Your assignment →
Print the records below exactly, with no pictures.

[Website and app data records]
———

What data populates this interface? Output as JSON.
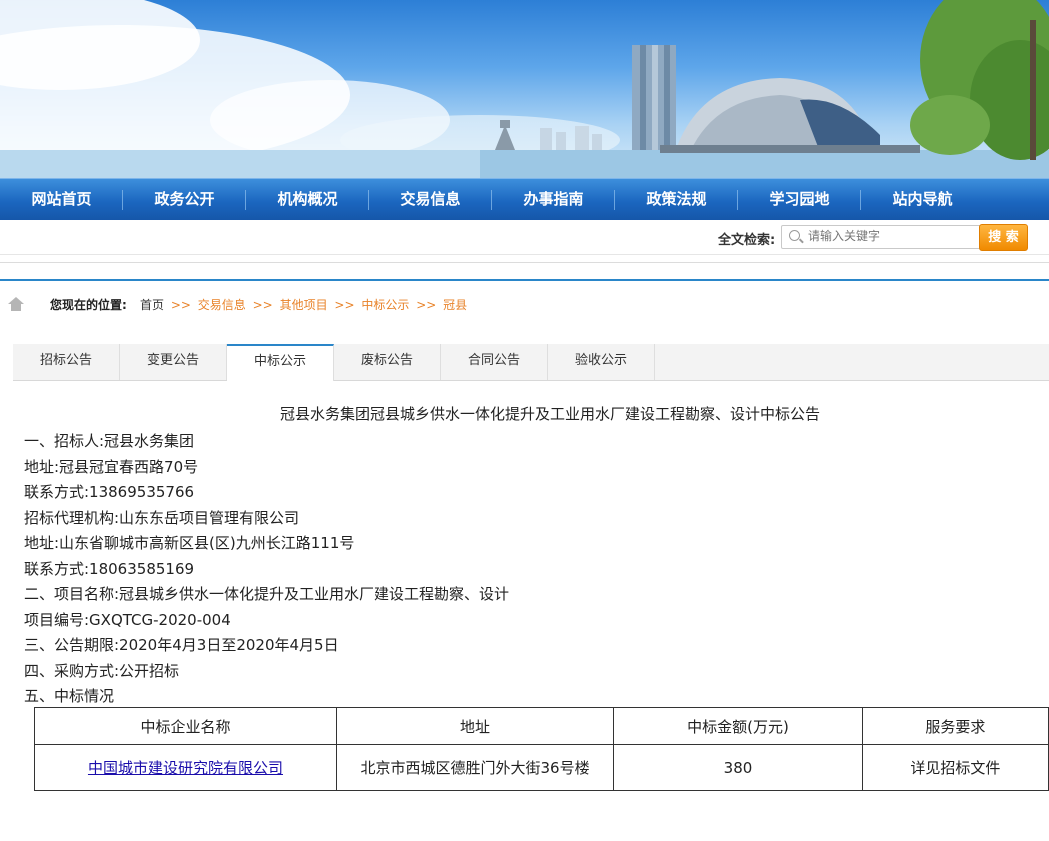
{
  "nav": {
    "items": [
      "网站首页",
      "政务公开",
      "机构概况",
      "交易信息",
      "办事指南",
      "政策法规",
      "学习园地",
      "站内导航"
    ]
  },
  "search": {
    "label": "全文检索:",
    "placeholder": "请输入关键字",
    "button": "搜 索"
  },
  "breadcrumb": {
    "label": "您现在的位置:",
    "items": [
      "首页",
      "交易信息",
      "其他项目",
      "中标公示",
      "冠县"
    ],
    "separator": ">>"
  },
  "tabs": {
    "items": [
      "招标公告",
      "变更公告",
      "中标公示",
      "废标公告",
      "合同公告",
      "验收公示"
    ],
    "active": "中标公示"
  },
  "article": {
    "title": "冠县水务集团冠县城乡供水一体化提升及工业用水厂建设工程勘察、设计中标公告",
    "lines": [
      "一、招标人:冠县水务集团",
      "地址:冠县冠宜春西路70号",
      "联系方式:13869535766",
      "招标代理机构:山东东岳项目管理有限公司",
      "地址:山东省聊城市高新区县(区)九州长江路111号",
      "联系方式:18063585169",
      "二、项目名称:冠县城乡供水一体化提升及工业用水厂建设工程勘察、设计",
      "项目编号:GXQTCG-2020-004",
      "三、公告期限:2020年4月3日至2020年4月5日",
      "四、采购方式:公开招标",
      "五、中标情况"
    ]
  },
  "result_table": {
    "headers": [
      "中标企业名称",
      "地址",
      "中标金额(万元)",
      "服务要求"
    ],
    "rows": [
      [
        "中国城市建设研究院有限公司",
        "北京市西城区德胜门外大街36号楼",
        "380",
        "详见招标文件"
      ]
    ]
  },
  "colors": {
    "nav_blue": "#1b66bf",
    "accent_blue": "#2a86c9",
    "breadcrumb_orange": "#e8832a",
    "search_button_orange": "#f08a00",
    "link_blue": "#1a0dab"
  }
}
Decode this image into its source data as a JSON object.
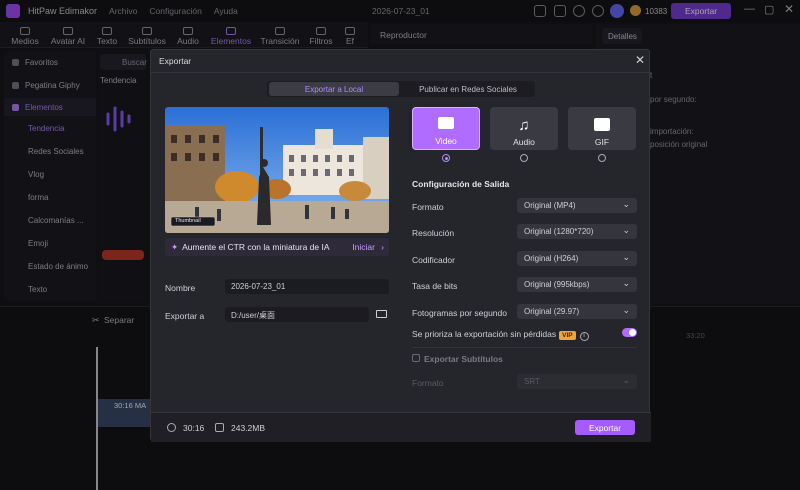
{
  "app": {
    "name": "HitPaw Edimakor",
    "menu": [
      "Archivo",
      "Configuración",
      "Ayuda"
    ],
    "doc_title": "2026-07-23_01",
    "credits": "10383",
    "export_top": "Exportar"
  },
  "tabs": [
    {
      "label": "Medios"
    },
    {
      "label": "Avatar AI"
    },
    {
      "label": "Texto"
    },
    {
      "label": "Subtítulos"
    },
    {
      "label": "Audio"
    },
    {
      "label": "Elementos"
    },
    {
      "label": "Transición"
    },
    {
      "label": "Filtros"
    },
    {
      "label": "Ef"
    }
  ],
  "sidebar": {
    "items": [
      {
        "label": "Favoritos"
      },
      {
        "label": "Pegatina Giphy"
      },
      {
        "label": "Elementos"
      }
    ],
    "subitems": [
      "Tendencia",
      "Redes Sociales",
      "Vlog",
      "forma",
      "Calcomanías ...",
      "Emoji",
      "Estado de ánimo",
      "Texto"
    ]
  },
  "assets": {
    "search": "Buscar",
    "section": "Tendencia"
  },
  "player": {
    "title": "Reproductor"
  },
  "details": {
    "tab": "Detalles",
    "lines": [
      "t",
      "por segundo:",
      "importación:",
      "posición original"
    ]
  },
  "timeline": {
    "split_label": "Separar",
    "clip_label": "30:16 MA",
    "time_mark": "33:20"
  },
  "modal": {
    "title": "Exportar",
    "seg_local": "Exportar a Local",
    "seg_social": "Publicar en Redes Sociales",
    "preview_caption": "Thumbnail",
    "cta_text": "Aumente el CTR con la miniatura de IA",
    "cta_action": "Iniciar",
    "name_label": "Nombre",
    "name_value": "2026-07-23_01",
    "export_to_label": "Exportar a",
    "export_to_value": "D:/user/桌面",
    "types": [
      {
        "label": "Video",
        "icon": "video-icon"
      },
      {
        "label": "Audio",
        "icon": "music-note-icon"
      },
      {
        "label": "GIF",
        "icon": "gif-icon"
      }
    ],
    "section_title": "Configuración de Salida",
    "settings": [
      {
        "label": "Formato",
        "value": "Original (MP4)"
      },
      {
        "label": "Resolución",
        "value": "Original (1280*720)"
      },
      {
        "label": "Codificador",
        "value": "Original (H264)"
      },
      {
        "label": "Tasa de bits",
        "value": "Original (995kbps)"
      },
      {
        "label": "Fotogramas por segundo",
        "value": "Original (29.97)"
      }
    ],
    "lossless_label": "Se prioriza la exportación sin pérdidas",
    "vip": "VIP",
    "subtitles_label": "Exportar Subtítulos",
    "subtitles_format_label": "Formato",
    "subtitles_format_value": "SRT",
    "duration": "30:16",
    "size": "243.2MB",
    "export_button": "Exportar"
  },
  "colors": {
    "accent": "#a45cff",
    "bg": "#17171c",
    "modal": "#25252c"
  }
}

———

Finished exercise →
What data populates this interface? Output as JSON.
{
  "nav": {
    "items": [
      "网站首页",
      "政务公开",
      "机构概况",
      "交易信息",
      "办事指南",
      "政策法规",
      "学习园地",
      "站内导航"
    ]
  },
  "search": {
    "label": "全文检索:",
    "placeholder": "请输入关键字",
    "button": "搜 索"
  },
  "breadcrumb": {
    "label": "您现在的位置:",
    "items": [
      "首页",
      "交易信息",
      "其他项目",
      "中标公示",
      "冠县"
    ],
    "separator": ">>"
  },
  "tabs": {
    "items": [
      "招标公告",
      "变更公告",
      "中标公示",
      "废标公告",
      "合同公告",
      "验收公示"
    ],
    "active": "中标公示"
  },
  "article": {
    "title": "冠县水务集团冠县城乡供水一体化提升及工业用水厂建设工程勘察、设计中标公告",
    "lines": [
      "一、招标人:冠县水务集团",
      "地址:冠县冠宜春西路70号",
      "联系方式:13869535766",
      "招标代理机构:山东东岳项目管理有限公司",
      "地址:山东省聊城市高新区县(区)九州长江路111号",
      "联系方式:18063585169",
      "二、项目名称:冠县城乡供水一体化提升及工业用水厂建设工程勘察、设计",
      "项目编号:GXQTCG-2020-004",
      "三、公告期限:2020年4月3日至2020年4月5日",
      "四、采购方式:公开招标",
      "五、中标情况"
    ]
  },
  "result_table": {
    "headers": [
      "中标企业名称",
      "地址",
      "中标金额(万元)",
      "服务要求"
    ],
    "rows": [
      [
        "中国城市建设研究院有限公司",
        "北京市西城区德胜门外大街36号楼",
        "380",
        "详见招标文件"
      ]
    ]
  },
  "colors": {
    "nav_blue": "#1b66bf",
    "accent_blue": "#2a86c9",
    "breadcrumb_orange": "#e8832a",
    "search_button_orange": "#f08a00",
    "link_blue": "#1a0dab"
  }
}
Decode this image into its source data as a JSON object.
{
  "app": {
    "name": "HitPaw Edimakor",
    "menu": [
      "Archivo",
      "Configuración",
      "Ayuda"
    ],
    "doc_title": "2026-07-23_01",
    "credits": "10383",
    "export_top": "Exportar"
  },
  "tabs": [
    {
      "label": "Medios"
    },
    {
      "label": "Avatar AI"
    },
    {
      "label": "Texto"
    },
    {
      "label": "Subtítulos"
    },
    {
      "label": "Audio"
    },
    {
      "label": "Elementos"
    },
    {
      "label": "Transición"
    },
    {
      "label": "Filtros"
    },
    {
      "label": "Ef"
    }
  ],
  "sidebar": {
    "items": [
      {
        "label": "Favoritos"
      },
      {
        "label": "Pegatina Giphy"
      },
      {
        "label": "Elementos"
      }
    ],
    "subitems": [
      "Tendencia",
      "Redes Sociales",
      "Vlog",
      "forma",
      "Calcomanías ...",
      "Emoji",
      "Estado de ánimo",
      "Texto"
    ]
  },
  "assets": {
    "search": "Buscar",
    "section": "Tendencia"
  },
  "player": {
    "title": "Reproductor"
  },
  "details": {
    "tab": "Detalles",
    "lines": [
      "t",
      "por segundo:",
      "importación:",
      "posición original"
    ]
  },
  "timeline": {
    "split_label": "Separar",
    "clip_label": "30:16 MA",
    "time_mark": "33:20"
  },
  "modal": {
    "title": "Exportar",
    "seg_local": "Exportar a Local",
    "seg_social": "Publicar en Redes Sociales",
    "preview_caption": "Thumbnail",
    "cta_text": "Aumente el CTR con la miniatura de IA",
    "cta_action": "Iniciar",
    "name_label": "Nombre",
    "name_value": "2026-07-23_01",
    "export_to_label": "Exportar a",
    "export_to_value": "D:/user/桌面",
    "types": [
      {
        "label": "Video",
        "icon": "video-icon"
      },
      {
        "label": "Audio",
        "icon": "music-note-icon"
      },
      {
        "label": "GIF",
        "icon": "gif-icon"
      }
    ],
    "section_title": "Configuración de Salida",
    "settings": [
      {
        "label": "Formato",
        "value": "Original (MP4)"
      },
      {
        "label": "Resolución",
        "value": "Original (1280*720)"
      },
      {
        "label": "Codificador",
        "value": "Original (H264)"
      },
      {
        "label": "Tasa de bits",
        "value": "Original (995kbps)"
      },
      {
        "label": "Fotogramas por segundo",
        "value": "Original (29.97)"
      }
    ],
    "lossless_label": "Se prioriza la exportación sin pérdidas",
    "vip": "VIP",
    "subtitles_label": "Exportar Subtítulos",
    "subtitles_format_label": "Formato",
    "subtitles_format_value": "SRT",
    "duration": "30:16",
    "size": "243.2MB",
    "export_button": "Exportar"
  },
  "colors": {
    "accent": "#a45cff",
    "bg": "#17171c",
    "modal": "#25252c"
  }
}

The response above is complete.